The time for us, as a society, to act is now.

Paola Ardiles, MHSc; Mental Health Promotion Specialist in Policy, Research and Population Health Practice.

Excerpt adapted from an article in the Wellness edition of Here to Help’s Visions Journal, with permission from Paola Ardiles Gamboda. Read the full article.

What’s your reason?
Why are you fighting for better public health policies this election?
We want to hear from you:

What’s your reason?

This year, we are encouraging PHABC members and public health advocates in the community to write their MLA candidates.

We want to motivate candidates to take action – by letting them know that disease prevention funding and poverty reduction are key issues they will be voting on in this election.

What’s your reason?
What motivates you to raise your voice to fight for healthier public policies? How would they impact you and your loved ones? We want to hear your story.

Your story can motivate others to make a difference.

  • What are your personal reasons for advocating for better public health policy?
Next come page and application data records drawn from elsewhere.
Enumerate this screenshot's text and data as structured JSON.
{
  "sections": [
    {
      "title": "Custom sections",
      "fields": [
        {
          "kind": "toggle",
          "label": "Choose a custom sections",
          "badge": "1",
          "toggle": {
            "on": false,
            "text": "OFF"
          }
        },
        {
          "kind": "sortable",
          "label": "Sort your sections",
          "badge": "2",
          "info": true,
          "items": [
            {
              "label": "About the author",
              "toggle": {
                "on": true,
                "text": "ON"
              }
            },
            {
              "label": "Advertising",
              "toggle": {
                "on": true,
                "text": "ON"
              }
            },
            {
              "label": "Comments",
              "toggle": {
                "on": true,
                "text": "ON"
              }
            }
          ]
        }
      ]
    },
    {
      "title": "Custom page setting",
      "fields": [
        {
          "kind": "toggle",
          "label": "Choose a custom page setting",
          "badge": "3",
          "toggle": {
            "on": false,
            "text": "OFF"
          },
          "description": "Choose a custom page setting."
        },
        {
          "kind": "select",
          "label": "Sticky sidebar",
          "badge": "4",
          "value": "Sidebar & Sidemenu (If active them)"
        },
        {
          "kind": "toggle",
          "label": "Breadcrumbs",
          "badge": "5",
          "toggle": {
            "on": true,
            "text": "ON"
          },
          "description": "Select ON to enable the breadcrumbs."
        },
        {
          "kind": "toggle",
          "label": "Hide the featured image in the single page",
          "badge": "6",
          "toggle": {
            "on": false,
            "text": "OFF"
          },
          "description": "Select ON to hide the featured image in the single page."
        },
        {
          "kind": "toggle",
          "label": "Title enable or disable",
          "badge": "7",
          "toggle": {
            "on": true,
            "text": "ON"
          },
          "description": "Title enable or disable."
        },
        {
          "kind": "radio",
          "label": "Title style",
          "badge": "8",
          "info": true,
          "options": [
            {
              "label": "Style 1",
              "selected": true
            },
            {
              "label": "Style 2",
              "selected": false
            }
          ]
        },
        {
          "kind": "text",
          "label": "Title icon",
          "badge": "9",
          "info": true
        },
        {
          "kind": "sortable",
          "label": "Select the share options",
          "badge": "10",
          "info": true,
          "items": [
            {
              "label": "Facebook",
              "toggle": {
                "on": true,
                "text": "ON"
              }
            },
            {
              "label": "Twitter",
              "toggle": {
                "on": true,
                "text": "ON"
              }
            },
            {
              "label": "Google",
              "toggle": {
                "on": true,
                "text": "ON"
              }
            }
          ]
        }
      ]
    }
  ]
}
A family member? Your work?
  • Did you write your MLA candidates (either on your own, or using the PHABC toolkit template)? Let us know!

We want to hear from you:
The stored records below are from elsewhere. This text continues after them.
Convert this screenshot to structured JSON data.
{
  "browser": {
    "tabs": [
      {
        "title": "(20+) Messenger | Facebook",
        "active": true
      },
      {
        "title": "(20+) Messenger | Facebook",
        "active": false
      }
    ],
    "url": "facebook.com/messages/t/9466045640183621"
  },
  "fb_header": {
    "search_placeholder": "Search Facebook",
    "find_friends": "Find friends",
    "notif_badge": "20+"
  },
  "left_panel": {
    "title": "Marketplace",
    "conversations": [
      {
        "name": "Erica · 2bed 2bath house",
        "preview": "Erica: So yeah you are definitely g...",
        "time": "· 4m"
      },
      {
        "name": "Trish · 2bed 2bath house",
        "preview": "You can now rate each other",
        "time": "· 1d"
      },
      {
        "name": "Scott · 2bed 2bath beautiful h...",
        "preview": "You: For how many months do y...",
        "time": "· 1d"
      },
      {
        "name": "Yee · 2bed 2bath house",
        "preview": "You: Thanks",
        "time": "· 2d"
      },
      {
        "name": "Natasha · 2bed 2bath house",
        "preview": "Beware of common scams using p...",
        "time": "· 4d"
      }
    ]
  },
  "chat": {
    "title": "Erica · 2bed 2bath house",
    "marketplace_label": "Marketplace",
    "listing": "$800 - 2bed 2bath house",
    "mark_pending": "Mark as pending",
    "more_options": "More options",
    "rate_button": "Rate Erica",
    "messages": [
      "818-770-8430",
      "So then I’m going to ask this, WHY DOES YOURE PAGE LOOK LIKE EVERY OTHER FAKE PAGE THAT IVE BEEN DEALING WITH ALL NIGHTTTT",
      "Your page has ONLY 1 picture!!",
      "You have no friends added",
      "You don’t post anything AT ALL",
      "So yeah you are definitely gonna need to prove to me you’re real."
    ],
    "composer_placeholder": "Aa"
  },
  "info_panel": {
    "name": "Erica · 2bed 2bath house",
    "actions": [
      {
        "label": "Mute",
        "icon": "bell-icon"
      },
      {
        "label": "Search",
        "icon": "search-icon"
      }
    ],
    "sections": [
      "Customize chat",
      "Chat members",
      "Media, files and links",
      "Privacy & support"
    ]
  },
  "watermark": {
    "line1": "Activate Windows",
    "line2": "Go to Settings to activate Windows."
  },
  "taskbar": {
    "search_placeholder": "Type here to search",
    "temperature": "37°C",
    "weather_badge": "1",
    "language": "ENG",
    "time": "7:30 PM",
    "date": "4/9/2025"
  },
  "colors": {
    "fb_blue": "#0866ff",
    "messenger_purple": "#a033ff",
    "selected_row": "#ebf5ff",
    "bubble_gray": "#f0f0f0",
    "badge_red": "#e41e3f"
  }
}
Tools to help you advocate for healthier public policy

PHABC has developed tools you can use to ask MLA candidates in your riding to clarify their position on two key public health issues:
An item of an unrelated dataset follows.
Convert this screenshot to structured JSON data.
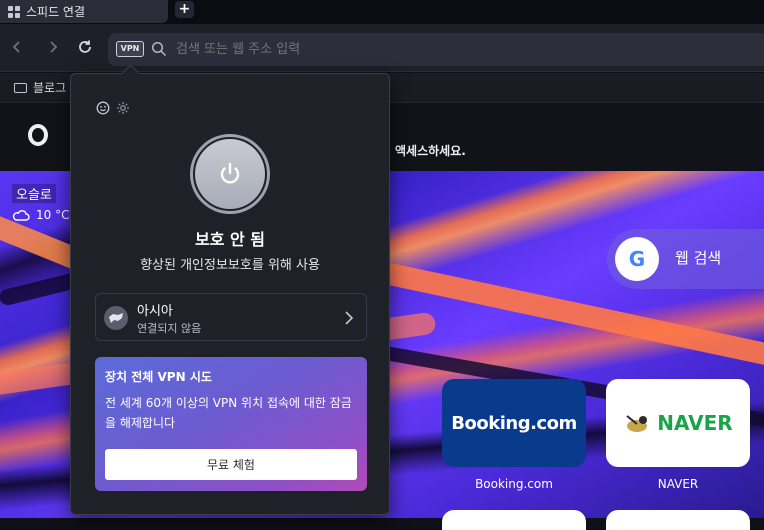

  • The need for a provincial poverty reduction plan. Because poverty is bad for your health.
  • The need to double funding for disease prevention + health promotion services from 3% to 6% of the provincial health budget.

Write your MLA candidates
We’ve developed a letter template you can customize and send to political leaders and MLA candidates in your riding. Demand they make a commitment to healthier public policy.

MLA candidate database
Connect with the MLA candidates in your riding. Our database provides their contacts right at your fingertips.  Take action today.

Create a healthier future for British Columbia

Welcome to the Public Health Association of British Columbia (PHABC) Health Voices Election Toolkit website.

The Toolkit is a way for PHABC members and anyone concerned about the future of health care in British Columbia to advocate for long term improvements to our health care system, and create a healthier future.

Elections are a critical opportunity every 4 years to generate commitment to policy change.

By asking political parties and candidates to clarify their positions on important issues and helping them better understand the issues of significance to public health, we can and will make a difference.

Two things can transform the health of all British Columbians.

The health of British Columbians hangs in the balance. Raise your voice and make your concerns heard.

The toolkit is for you. Explore it. Learn more about the issues, spread the word and take action to create a healthier society.